Warren Buffett, famous investor and CEO of Berkshire Hathaway Inc., has been getting a lot of attention recently for his company's large purchases in Financial Firms. He has also been very political during the election year. His actions are what really count. In the past, he has made investments in the right companies at the right times, this has made his holding company, Berkshire Hathaway, famous and successful. Outside of his holding company, Warren Buffet told Bloomberg.com he was buying US stocks and may move his entire personal investment portfolio to US stocks. Justifying his move to buy US stocks he said,
While short-term stock-market movements can't be foretold, the likelihood is that the market will recover before the economy or general investor sentiment do so, and 'if you wait for the robins, spring will be over.'

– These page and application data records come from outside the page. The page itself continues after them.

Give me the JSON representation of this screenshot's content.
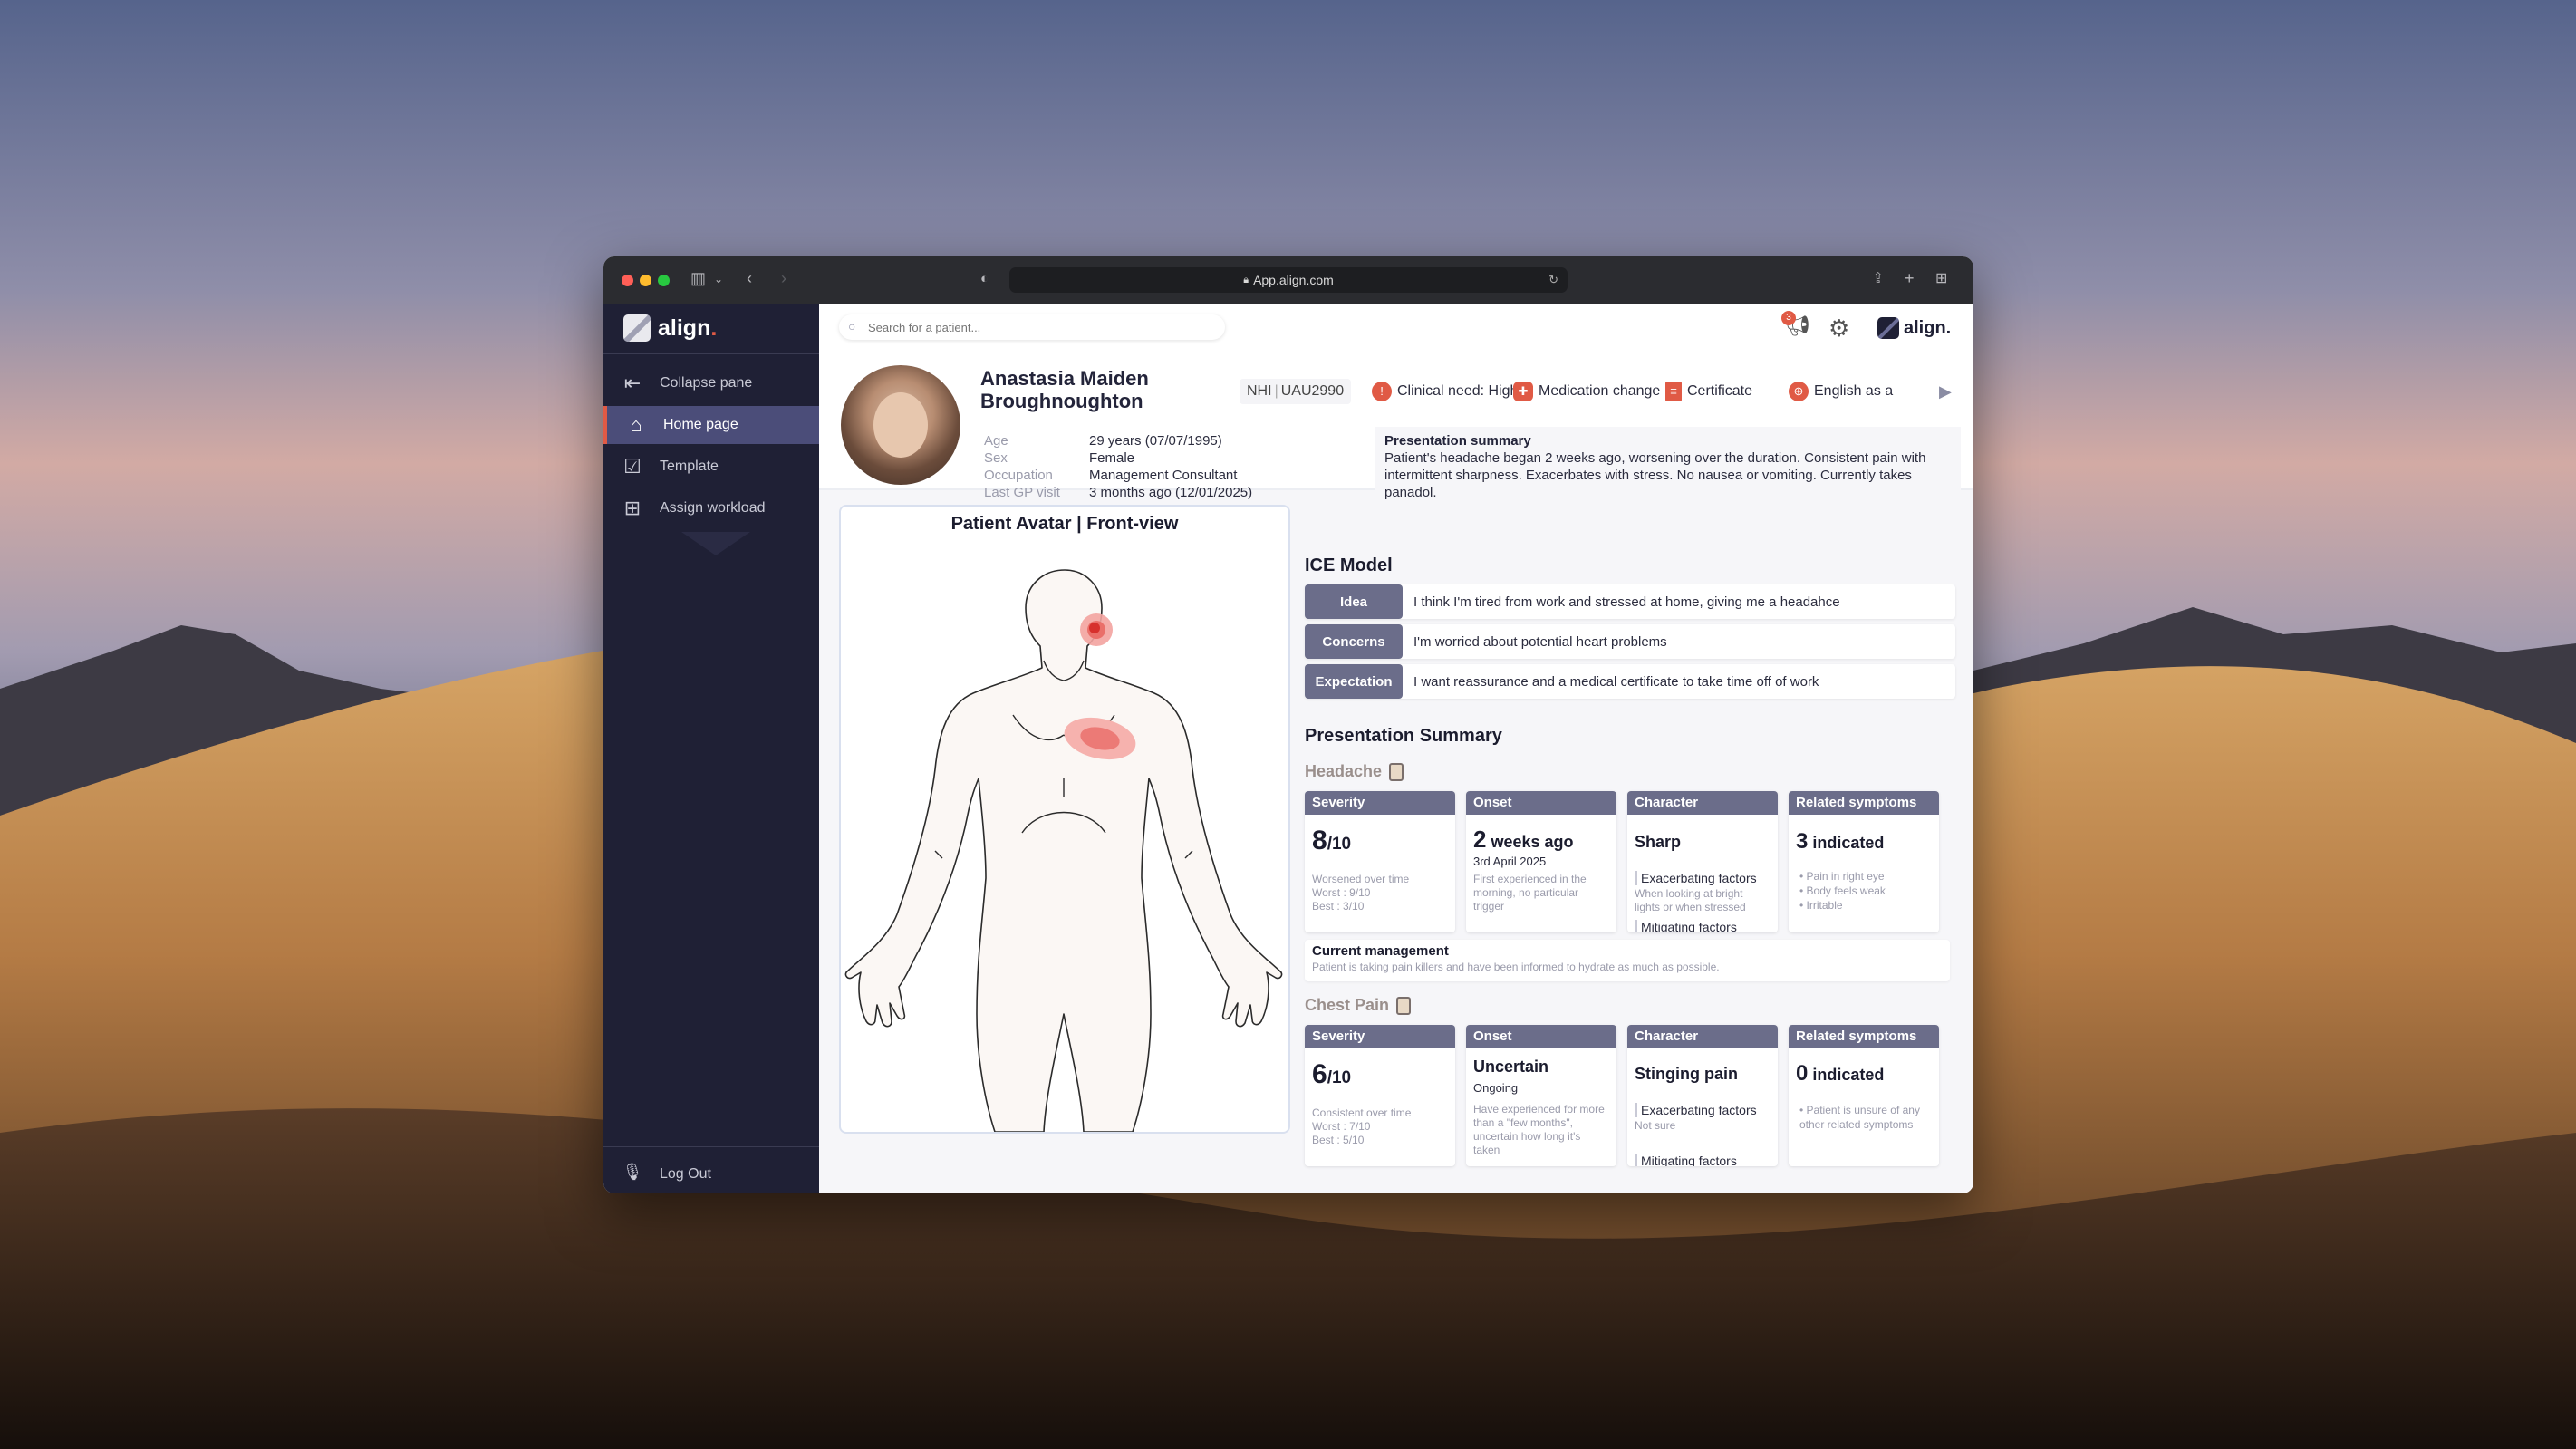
{
  "browser": {
    "url": "App.align.com"
  },
  "sidebar": {
    "logo_text": "align",
    "logo_dot": ".",
    "items": [
      {
        "label": "Collapse pane",
        "icon": "collapse-arrow-icon"
      },
      {
        "label": "Home page",
        "icon": "home-icon"
      },
      {
        "label": "Template",
        "icon": "template-icon"
      },
      {
        "label": "Assign workload",
        "icon": "clipboard-plus-icon"
      }
    ],
    "logout_label": "Log Out"
  },
  "topbar": {
    "search_placeholder": "Search for a patient...",
    "notification_count": "3",
    "logo_text": "align."
  },
  "patient": {
    "name": "Anastasia Maiden Broughnoughton",
    "nhi_label": "NHI",
    "nhi_value": "UAU2990",
    "tags": [
      {
        "label": "Clinical need: High",
        "icon": "clinical-need-icon",
        "color": "#e05a45"
      },
      {
        "label": "Medication change",
        "icon": "pills-icon",
        "color": "#e05a45"
      },
      {
        "label": "Certificate",
        "icon": "certificate-icon",
        "color": "#e05a45"
      },
      {
        "label": "English as a",
        "icon": "globe-icon",
        "color": "#e05a45"
      }
    ],
    "info": [
      {
        "key": "Age",
        "value": "29 years (07/07/1995)"
      },
      {
        "key": "Sex",
        "value": "Female"
      },
      {
        "key": "Occupation",
        "value": "Management Consultant"
      },
      {
        "key": "Last GP visit",
        "value": "3 months ago (12/01/2025)"
      }
    ],
    "presentation_summary_title": "Presentation summary",
    "presentation_summary_text": "Patient's headache began 2 weeks ago, worsening over the duration. Consistent pain with intermittent sharpness. Exacerbates with stress. No nausea or vomiting. Currently takes panadol."
  },
  "avatar_panel": {
    "title": "Patient Avatar | Front-view"
  },
  "ice": {
    "title": "ICE Model",
    "rows": [
      {
        "label": "Idea",
        "text": "I think I'm tired from work and stressed at home, giving me a headahce"
      },
      {
        "label": "Concerns",
        "text": "I'm worried about potential heart problems"
      },
      {
        "label": "Expectation",
        "text": "I want reassurance and a medical certificate to take time off of work"
      }
    ]
  },
  "presentation": {
    "title": "Presentation Summary",
    "headache": {
      "title": "Headache",
      "severity_head": "Severity",
      "severity_value": "8",
      "severity_denom": "/10",
      "severity_notes": [
        "Worsened over time",
        "Worst : 9/10",
        "Best : 3/10"
      ],
      "onset_head": "Onset",
      "onset_value": "2",
      "onset_unit": " weeks ago",
      "onset_date": "3rd April 2025",
      "onset_note": "First experienced in the morning, no particular trigger",
      "character_head": "Character",
      "character_value": "Sharp",
      "exacerbating_label": "Exacerbating factors",
      "exacerbating_text": "When looking at bright lights or when stressed",
      "mitigating_label": "Mitigating factors",
      "related_head": "Related symptoms",
      "related_count": "3",
      "related_unit": " indicated",
      "related_list": [
        "Pain in right eye",
        "Body feels weak",
        "Irritable"
      ],
      "management_title": "Current management",
      "management_text": "Patient is taking pain killers and have been informed to hydrate as much as possible."
    },
    "chest_pain": {
      "title": "Chest Pain",
      "severity_head": "Severity",
      "severity_value": "6",
      "severity_denom": "/10",
      "severity_notes": [
        "Consistent over time",
        "Worst : 7/10",
        "Best : 5/10"
      ],
      "onset_head": "Onset",
      "onset_value": "Uncertain",
      "onset_sub": "Ongoing",
      "onset_note": "Have experienced for more than a \"few months\", uncertain how long it's taken",
      "character_head": "Character",
      "character_value": "Stinging pain",
      "exacerbating_label": "Exacerbating factors",
      "exacerbating_text": "Not sure",
      "mitigating_label": "Mitigating factors",
      "related_head": "Related symptoms",
      "related_count": "0",
      "related_unit": " indicated",
      "related_list": [
        "Patient is unsure of any other related symptoms"
      ]
    }
  }
}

He talks more about the Great Depression and how much stocks increased from 1932 to 1933 (30%). Read full article here.
It has long been known that Warren Buffett took after Benjamin Graham, author of "Security Analysis" and the father of value investing. What's interesting about Graham is that at the end of his career, he quits stocks altogether because of the uncertainy involved. Here's a quote from a WSJ article WSJ Article about Graham and his book "Security Analysis"
Just as the roughly 90% fall between 1929 and 1932 had seemed to be fading, the stock market dropped sharply again in the late 1930s. As market historian James Grant puts it, by the time Graham was ready to finish the 1940 edition, "He had had it."

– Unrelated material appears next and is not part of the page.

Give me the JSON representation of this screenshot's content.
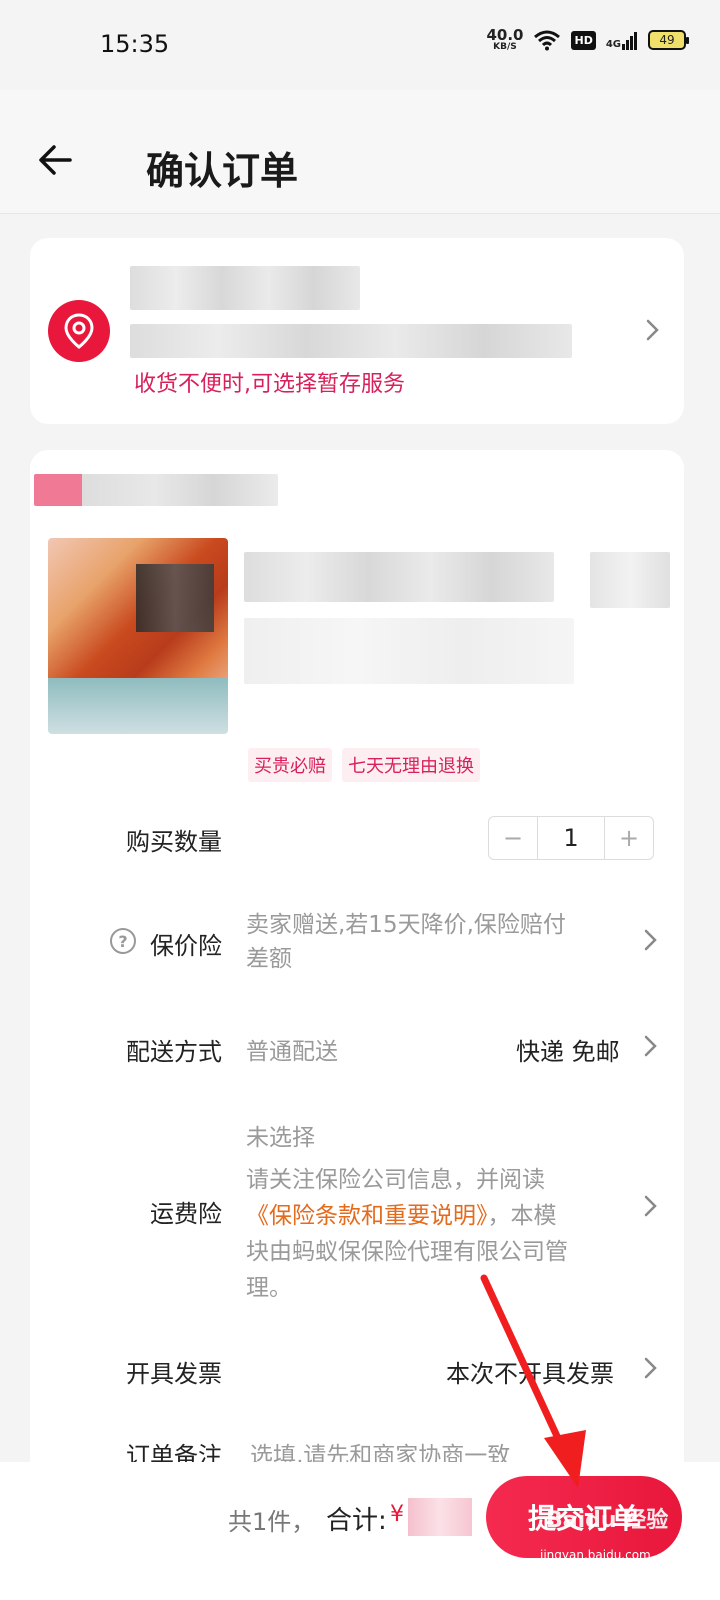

That helps explain one of the great ironies of market commentary. Graham himself stuck largely with stocks in his investment fund. But at the conclusion of his book, he advised the institutional investors among his readers to shun the stock market entirely and invest in bonds. Graham doubted they could stomach "the heavy responsibilities and the recurring uncertainties" stirred up by stocks.